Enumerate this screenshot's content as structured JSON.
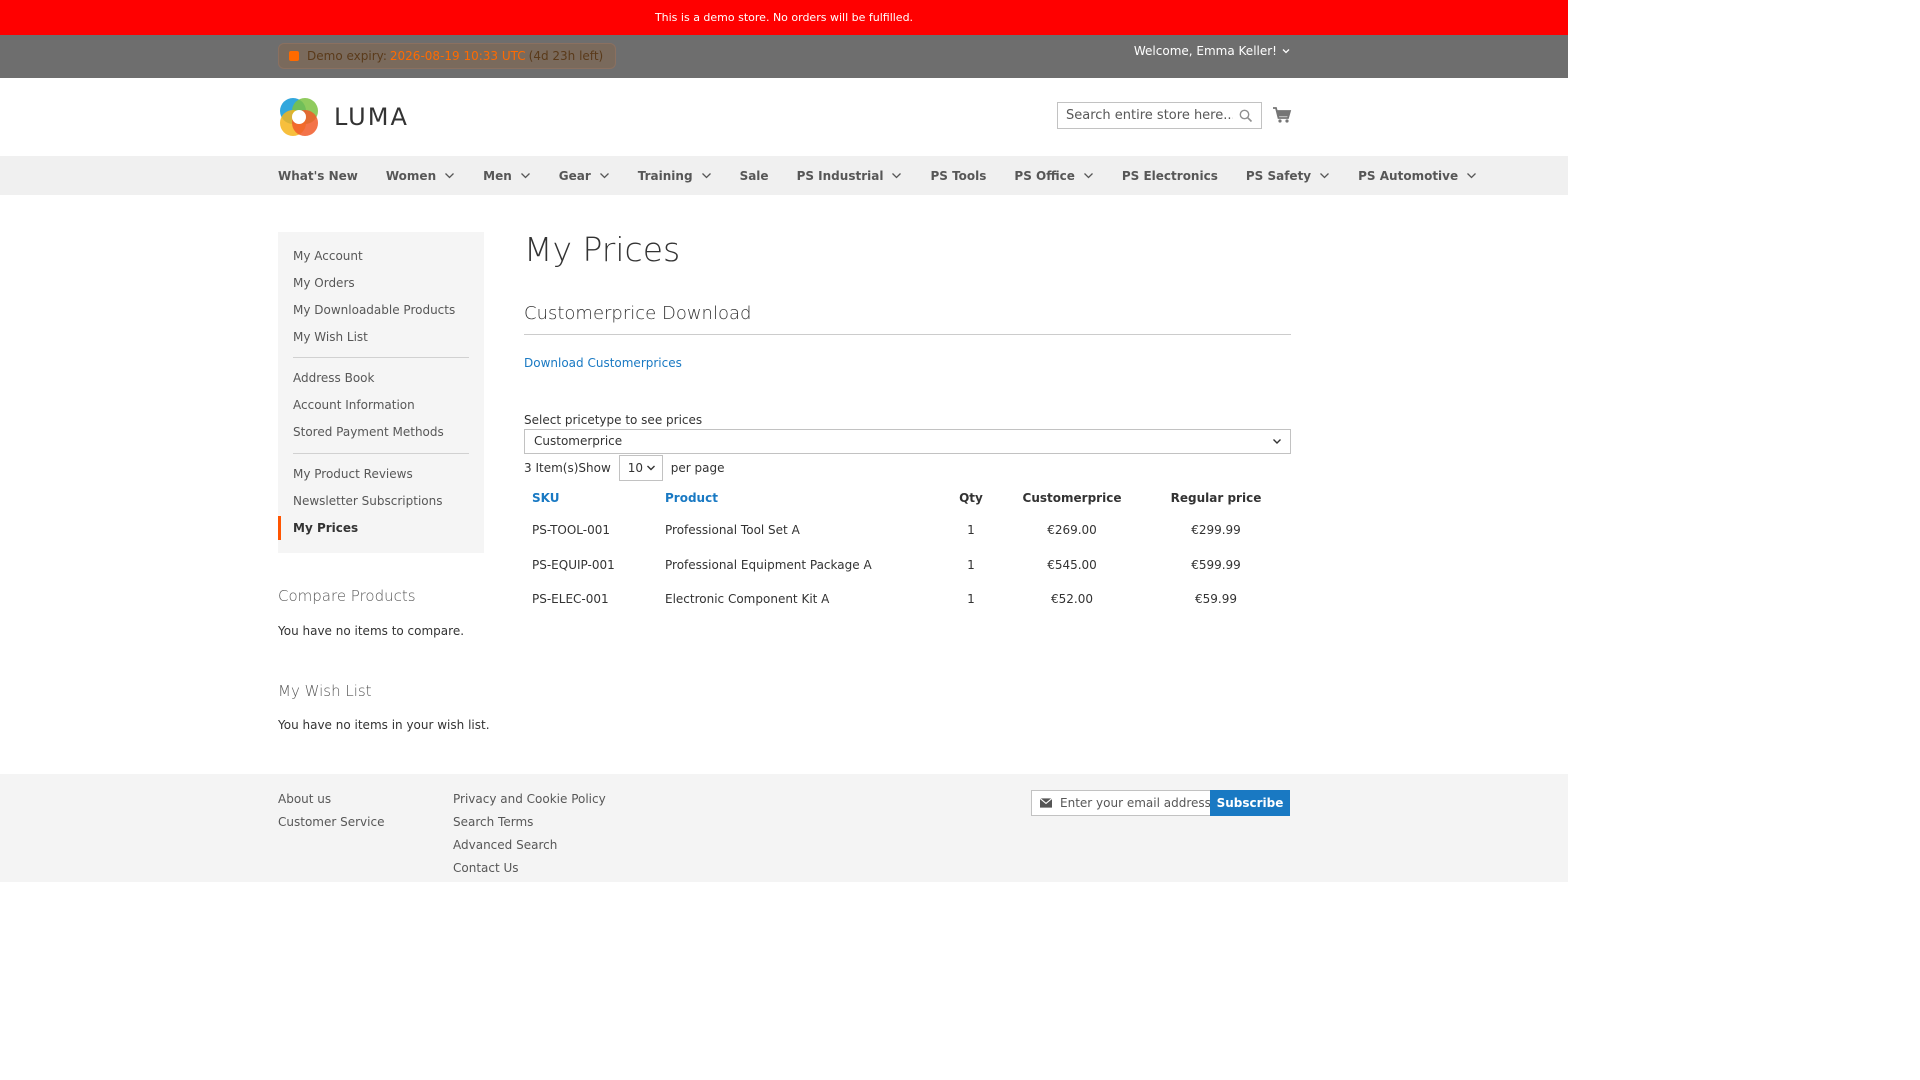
{
  "demo_notice": "This is a demo store. No orders will be fulfilled.",
  "panel": {
    "expiry_label": "Demo expiry:",
    "expiry_date": "2026-08-19 10:33 UTC",
    "expiry_left": "(4d 23h left)",
    "welcome": "Welcome, Emma Keller!"
  },
  "header": {
    "logo_text": "LUMA",
    "search_placeholder": "Search entire store here..."
  },
  "nav": {
    "items": [
      {
        "label": "What's New",
        "dropdown": false
      },
      {
        "label": "Women",
        "dropdown": true
      },
      {
        "label": "Men",
        "dropdown": true
      },
      {
        "label": "Gear",
        "dropdown": true
      },
      {
        "label": "Training",
        "dropdown": true
      },
      {
        "label": "Sale",
        "dropdown": false
      },
      {
        "label": "PS Industrial",
        "dropdown": true
      },
      {
        "label": "PS Tools",
        "dropdown": false
      },
      {
        "label": "PS Office",
        "dropdown": true
      },
      {
        "label": "PS Electronics",
        "dropdown": false
      },
      {
        "label": "PS Safety",
        "dropdown": true
      },
      {
        "label": "PS Automotive",
        "dropdown": true
      }
    ]
  },
  "sidebar": {
    "items": [
      "My Account",
      "My Orders",
      "My Downloadable Products",
      "My Wish List",
      "Address Book",
      "Account Information",
      "Stored Payment Methods",
      "My Product Reviews",
      "Newsletter Subscriptions",
      "My Prices"
    ],
    "active": "My Prices"
  },
  "compare": {
    "title": "Compare Products",
    "empty": "You have no items to compare."
  },
  "wishlist": {
    "title": "My Wish List",
    "empty": "You have no items in your wish list."
  },
  "main": {
    "title": "My Prices",
    "download_title": "Customerprice Download",
    "download_link": "Download Customerprices",
    "select_label": "Select pricetype to see prices",
    "select_value": "Customerprice",
    "items_count": "3 Item(s)",
    "show_label": "Show",
    "limiter_value": "10",
    "per_page": "per page",
    "table": {
      "headers": [
        "SKU",
        "Product",
        "Qty",
        "Customerprice",
        "Regular price"
      ],
      "rows": [
        [
          "PS-TOOL-001",
          "Professional Tool Set A",
          "1",
          "€269.00",
          "€299.99"
        ],
        [
          "PS-EQUIP-001",
          "Professional Equipment Package A",
          "1",
          "€545.00",
          "€599.99"
        ],
        [
          "PS-ELEC-001",
          "Electronic Component Kit A",
          "1",
          "€52.00",
          "€59.99"
        ]
      ]
    }
  },
  "footer": {
    "col1": [
      "About us",
      "Customer Service"
    ],
    "col2": [
      "Privacy and Cookie Policy",
      "Search Terms",
      "Advanced Search",
      "Contact Us"
    ],
    "newsletter_placeholder": "Enter your email address",
    "subscribe_label": "Subscribe"
  },
  "colors": {
    "demo_bar": "#ff0000",
    "panel": "#6e6e6e",
    "link": "#1979c3",
    "active_marker": "#ff5501",
    "expiry_accent": "#ff6a00"
  }
}
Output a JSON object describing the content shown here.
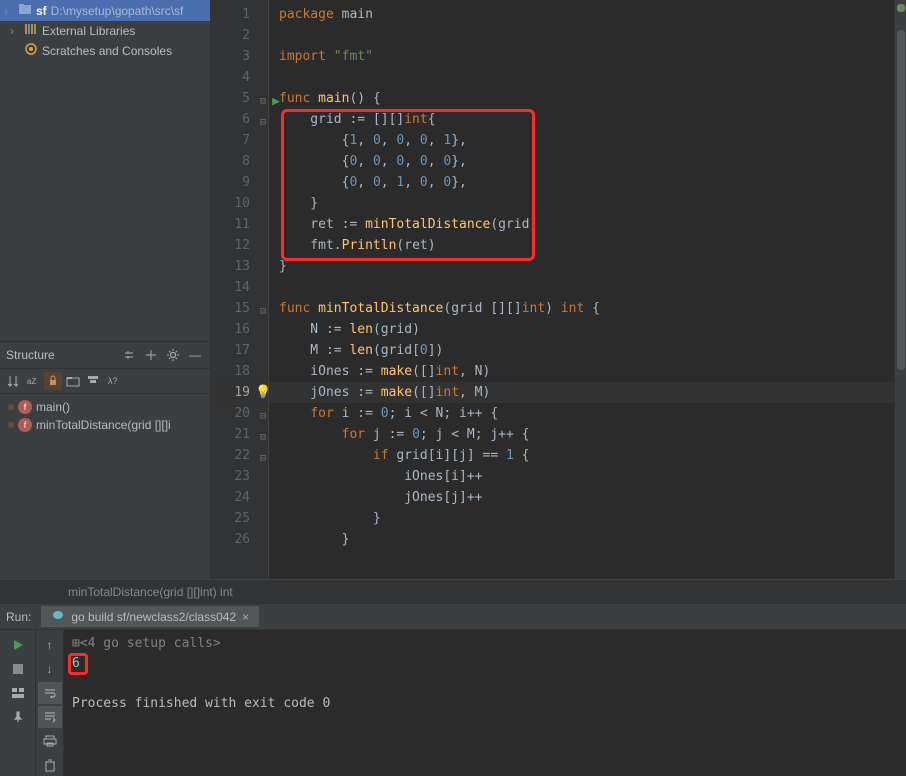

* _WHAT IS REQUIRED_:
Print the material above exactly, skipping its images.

* _REPLY TO THE TASK_:
Enumerate this screenshot's content as structured JSON.
{
  "demo_notice": "This is a demo store. No orders will be fulfilled.",
  "panel": {
    "expiry_label": "Demo expiry:",
    "expiry_date": "2026-08-19 10:33 UTC",
    "expiry_left": "(4d 23h left)",
    "welcome": "Welcome, Emma Keller!"
  },
  "header": {
    "logo_text": "LUMA",
    "search_placeholder": "Search entire store here..."
  },
  "nav": {
    "items": [
      {
        "label": "What's New",
        "dropdown": false
      },
      {
        "label": "Women",
        "dropdown": true
      },
      {
        "label": "Men",
        "dropdown": true
      },
      {
        "label": "Gear",
        "dropdown": true
      },
      {
        "label": "Training",
        "dropdown": true
      },
      {
        "label": "Sale",
        "dropdown": false
      },
      {
        "label": "PS Industrial",
        "dropdown": true
      },
      {
        "label": "PS Tools",
        "dropdown": false
      },
      {
        "label": "PS Office",
        "dropdown": true
      },
      {
        "label": "PS Electronics",
        "dropdown": false
      },
      {
        "label": "PS Safety",
        "dropdown": true
      },
      {
        "label": "PS Automotive",
        "dropdown": true
      }
    ]
  },
  "sidebar": {
    "items": [
      "My Account",
      "My Orders",
      "My Downloadable Products",
      "My Wish List",
      "Address Book",
      "Account Information",
      "Stored Payment Methods",
      "My Product Reviews",
      "Newsletter Subscriptions",
      "My Prices"
    ],
    "active": "My Prices"
  },
  "compare": {
    "title": "Compare Products",
    "empty": "You have no items to compare."
  },
  "wishlist": {
    "title": "My Wish List",
    "empty": "You have no items in your wish list."
  },
  "main": {
    "title": "My Prices",
    "download_title": "Customerprice Download",
    "download_link": "Download Customerprices",
    "select_label": "Select pricetype to see prices",
    "select_value": "Customerprice",
    "items_count": "3 Item(s)",
    "show_label": "Show",
    "limiter_value": "10",
    "per_page": "per page",
    "table": {
      "headers": [
        "SKU",
        "Product",
        "Qty",
        "Customerprice",
        "Regular price"
      ],
      "rows": [
        [
          "PS-TOOL-001",
          "Professional Tool Set A",
          "1",
          "€269.00",
          "€299.99"
        ],
        [
          "PS-EQUIP-001",
          "Professional Equipment Package A",
          "1",
          "€545.00",
          "€599.99"
        ],
        [
          "PS-ELEC-001",
          "Electronic Component Kit A",
          "1",
          "€52.00",
          "€59.99"
        ]
      ]
    }
  },
  "footer": {
    "col1": [
      "About us",
      "Customer Service"
    ],
    "col2": [
      "Privacy and Cookie Policy",
      "Search Terms",
      "Advanced Search",
      "Contact Us"
    ],
    "newsletter_placeholder": "Enter your email address",
    "subscribe_label": "Subscribe"
  },
  "colors": {
    "demo_bar": "#ff0000",
    "panel": "#6e6e6e",
    "link": "#1979c3",
    "active_marker": "#ff5501",
    "expiry_accent": "#ff6a00"
  }
}
Output a JSON object describing the content shown here.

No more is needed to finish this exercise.